The increasing length of wetted channel in Segment 2, in contrast to other segments, suggests a localized change in groundwater availability. During the period of this study, conservation land purchases retired 114 ha of irrigated farm fields near or adjacent to the river in Segments 1 and 2, likely reducing water consumption in that vicinity (TNC unpublished data). Wet/dry mapping cannot prove causality for changes in baseflows within a complex hydrologic system. However, we do believe the method holds great promise for distinguishing system-wide influences on flows, such as climate change, from the localized influences of groundwater withdrawals or artificial recharge. These insights can be helpful for refining conservation strategies.
Results of the wet/dry mapping project have had several applications during the past decade. The organizing board of the Upper San Pedro water district included the 2008 wet/dry map in their comprehensive water resources plan (ADWR 2010). The USGS used wet/dry data to delineate study reaches for riparian community conditions (Leenhouts and others 2006). The BLM has used the data to better understand the distribution and effects of beaver activity on surface flows since their reintroduction, and academic researchers have used the data to help design various research and monitoring efforts (e.g., Stromberg and others 2006).
Implications for Ecological Research
Recent studies have noted that spatial intermittency in surface flow has large effects on ecological conditions within aquatic and riparian systems (Boulton and Lake 2008; Larned and others 2010; Stanley and others 1997; Stromberg and others 2005). Repeated measurements in a few systems have shown complex longitudinal patterns in flow permanence (the proportion of time that water is present) leading to identification of long-term average flow permanence as a driver of community structure in intermittent streams (see review by Larned and others 2010). One measure of this has been the percentage of time with surface flow at a site in a given year (Stromberg and others 2005).
This study shows that flow permanence during a predictably dry season can vary across time as well as space in a groundwater-fed, main stem river. While some reaches of various lengths were consistently wet and thus perennial, total wetted length varied widely from year to year within most analysis segments and across the study area as a whole. Thus, using a single-year assessment of flow status may give an inaccurate basis for analyzing the ecological community in a spatially-intermittent stream. It also suggests the need to test whether average flow permanence or a percentage of days with flow is the best metric for the ecological effects of intermittent flow, or if some minimum value has greater explanatory value.

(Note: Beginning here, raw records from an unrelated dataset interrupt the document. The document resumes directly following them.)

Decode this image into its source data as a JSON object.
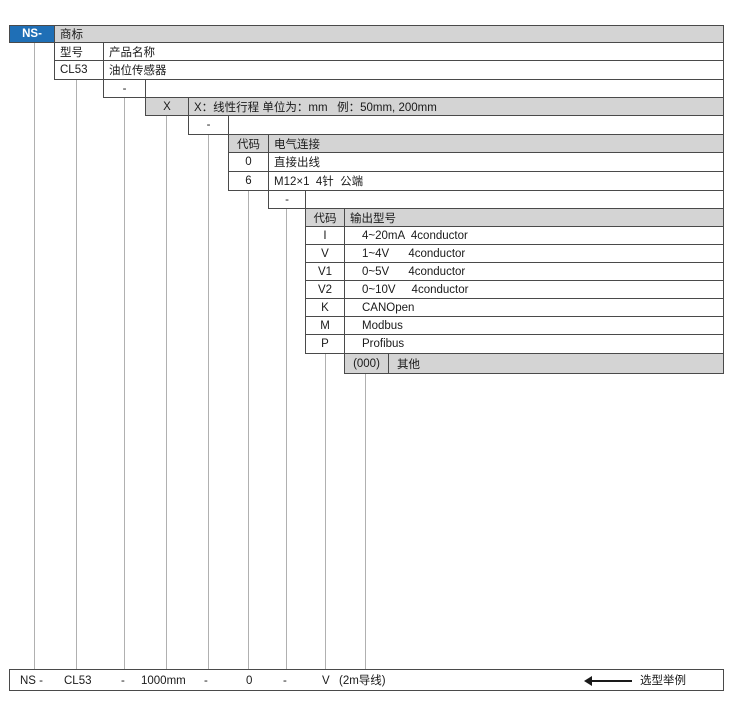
{
  "header": {
    "brand_code": "NS-",
    "brand_label": "商标",
    "model_label": "型号",
    "product_name_label": "产品名称",
    "model_value": "CL53",
    "product_name_value": "油位传感器"
  },
  "stroke": {
    "dash": "-",
    "code": "X",
    "desc": "X：线性行程 单位为：mm   例：50mm, 200mm"
  },
  "electrical": {
    "dash": "-",
    "code_header": "代码",
    "title": "电气连接",
    "rows": [
      {
        "code": "0",
        "desc": "直接出线"
      },
      {
        "code": "6",
        "desc": "M12×1  4针  公端"
      }
    ]
  },
  "output": {
    "dash": "-",
    "code_header": "代码",
    "title": "输出型号",
    "rows": [
      {
        "code": "I",
        "desc": "4~20mA  4conductor"
      },
      {
        "code": "V",
        "desc": "1~4V      4conductor"
      },
      {
        "code": "V1",
        "desc": "0~5V      4conductor"
      },
      {
        "code": "V2",
        "desc": "0~10V     4conductor"
      },
      {
        "code": "K",
        "desc": "CANOpen"
      },
      {
        "code": "M",
        "desc": "Modbus"
      },
      {
        "code": "P",
        "desc": "Profibus"
      }
    ]
  },
  "other": {
    "code": "(000)",
    "label": "其他"
  },
  "example": {
    "parts": [
      "NS -",
      "CL53",
      "-",
      "1000mm",
      "-",
      "0",
      "-",
      "V",
      "(2m导线)"
    ],
    "caption": "选型举例"
  },
  "colors": {
    "brand": "#1f6fb6",
    "header_gray": "#d4d4d4",
    "border": "#4a4a4a",
    "guide": "#b0b0b0"
  }
}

Other Applications of the Wet/Dry Mapping Technique
This approach has been used in other stream systems around Arizona, including Cienega Creek (conducted by TNC, BLM, and Pima County), Agua Fria River (Arizona NEMO), and several tributaries of the San Pedro (TNC).
Wet/dry mapping to monitor seasonal changes in flow length and groundwater conditions on part of Cienega Creek have been conducted by the Pima Association of Governments since 1999 (Fonseca 2008). Surface flow was mapped for ten years prior to that by a consultant using aerial surveys, but they changed to walking surveys after the riparian forest canopy closed over perennial reaches. Pima County has also used their wet/dry data to identify discharge cells for MODFLOW hydrologic models, and to justify an instream flow water right application by documenting the extent of perennial flow (J. Fonseca, personal communication).